The listing of Humps was published in book format by Lulu in 2009 and entitled More Relative Hills of Britain, its author; Mark Jackson gives credit to a number of people who contributed toward the formation of this list, these include; Eric Yeaman, Alan Dawson, Clem Clements, Rob Woodall, Bernie Hughes, Pete Ridges and others.  When the list was published in book format there were 2987 Humps listed with their criteria being any British hill that has 100m or more of drop, accompanying the main list is a sub category entitled Subhumps, with the criteria being any British hill that has 90m or more and below 100m of drop.


More Relative Hills of Britain by Mark Jackson

The details for the reclassification appear below:

There has been a reclassification to the listing of the Humps (HUndred Metre Prominences) due to consulting the Ordnance Survey enlarged mapping that is hosted on the Geograph website, with these details being posted on the RHB Yahoo Group forum on 28.05.12.

Prior to this notification Mark Jackson had listed this hill with c 89m of drop based on the 265m spot height given to a triangulation pillar on the Ordnance Survey 1:50,000 Landranger and 1:25,000 Explorer map and an estimated bwlch height of c 176m based on bwlch contouring at 10m intervals.  The summit area of this hill has two uppermost 260m contour rings with the easterly one being where the 265m trig pillar is positioned, whilst the westerly one is given a 267m summit spot height on the Ordnance Survey enlarged mapping hosted on the Geograph website, this when coupled with an estimated bwlch height of 174m – 175m gives this hill sufficient drop for it to be classified as a Subhump.

Extract from the Ordnance Survey 1:25,000 Explorer map showing the 265m spot height adjoined to the trig pillar on the eastern 260m contour ring

Extract from the Ordnance Survey enlarged mapping hosted on the Geograph website showing the 267m summit spot height on the western 260m ring contour

The hill is adjoined to the Mynydd Mallaen group of hills and is situated overlooking the Afon Tywi (River Towy) and the village of Llangadog to its south-east and the village of Llanwrda to its east.

The addition of this hill to Subhump status was accepted by Mark Jackson and its new classification augmented in to the listing of the Humps on the 19.07.12.
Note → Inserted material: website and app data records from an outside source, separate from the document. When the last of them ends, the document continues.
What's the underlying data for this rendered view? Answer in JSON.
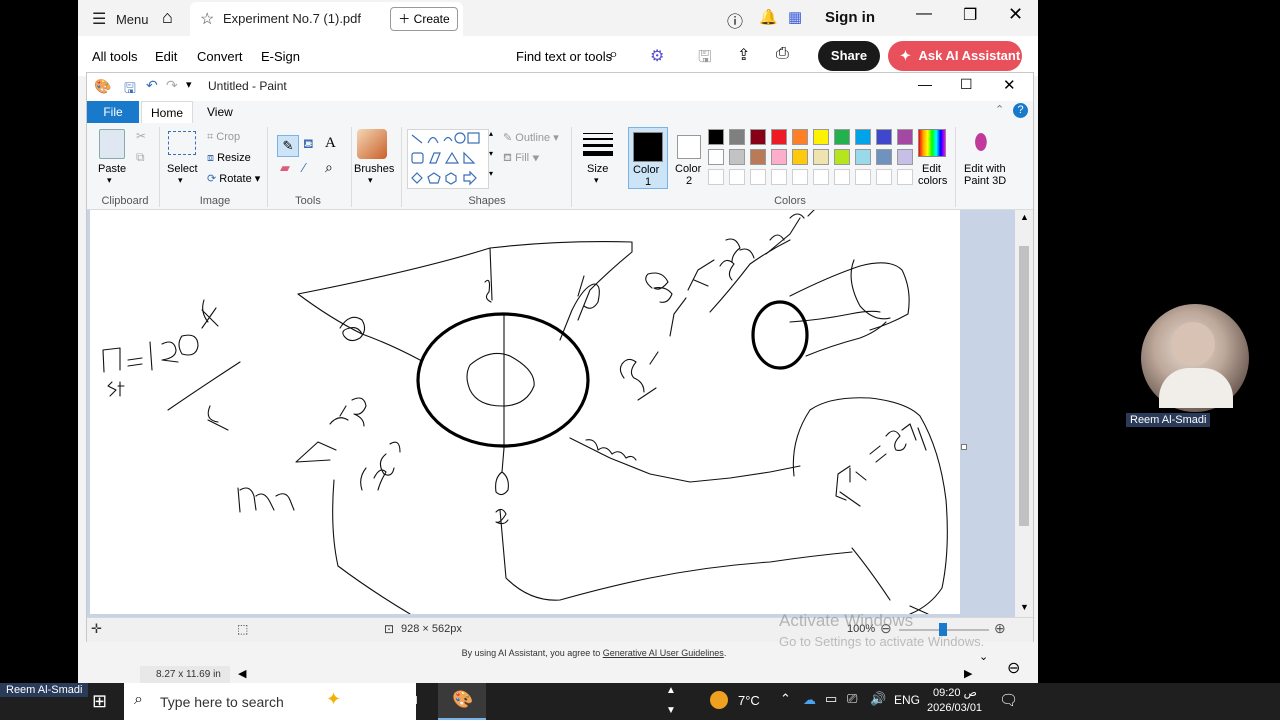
{
  "acrobat": {
    "menu": "Menu",
    "tab_title": "Experiment No.7 (1).pdf",
    "create": "Create",
    "sign_in": "Sign in",
    "menus": [
      "All tools",
      "Edit",
      "Convert",
      "E-Sign"
    ],
    "find": "Find text or tools",
    "share": "Share",
    "ask_ai": "Ask AI Assistant",
    "page_size": "8.27 x 11.69 in",
    "footer_prefix": "By using AI Assistant, you agree to ",
    "footer_link": "Generative AI User Guidelines",
    "footer_suffix": "."
  },
  "paint": {
    "title": "Untitled - Paint",
    "tabs": [
      "File",
      "Home",
      "View"
    ],
    "clipboard": {
      "paste": "Paste",
      "label": "Clipboard"
    },
    "image": {
      "select": "Select",
      "crop": "Crop",
      "resize": "Resize",
      "rotate": "Rotate",
      "label": "Image"
    },
    "tools": {
      "label": "Tools"
    },
    "brushes": "Brushes",
    "shapes": {
      "outline": "Outline",
      "fill": "Fill",
      "label": "Shapes"
    },
    "size": "Size",
    "color1": "Color\n1",
    "color1_a": "Color",
    "color1_b": "1",
    "color2_a": "Color",
    "color2_b": "2",
    "colors_label": "Colors",
    "edit_colors_a": "Edit",
    "edit_colors_b": "colors",
    "paint3d_a": "Edit with",
    "paint3d_b": "Paint 3D",
    "palette_row1": [
      "#000000",
      "#7f7f7f",
      "#880015",
      "#ed1c24",
      "#ff7f27",
      "#fff200",
      "#22b14c",
      "#00a2e8",
      "#3f48cc",
      "#a349a4"
    ],
    "palette_row2": [
      "#ffffff",
      "#c3c3c3",
      "#b97a57",
      "#ffaec9",
      "#ffc90e",
      "#efe4b0",
      "#b5e61d",
      "#99d9ea",
      "#7092be",
      "#c8bfe7"
    ],
    "canvas_size": "928 × 562px",
    "zoom": "100%"
  },
  "watermark": {
    "line1": "Activate Windows",
    "line2": "Go to Settings to activate Windows."
  },
  "participant": "Reem Al-Smadi",
  "taskbar": {
    "presenter": "Reem Al-Smadi",
    "search": "Type here to search",
    "temp": "7°C",
    "lang": "ENG",
    "time": "09:20 ص",
    "date": "2026/03/01"
  }
}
The full details for the hill are:


Name:  Fan

Summit Height:  267

OS 1:50,000 map:  146

OS 1:25,000 map:  12, 186

Summit Grid Reference:  SN 67221 31601

Drop:  c 92 (as listed in the Humps)


Myrddyn Phillips (September 2017)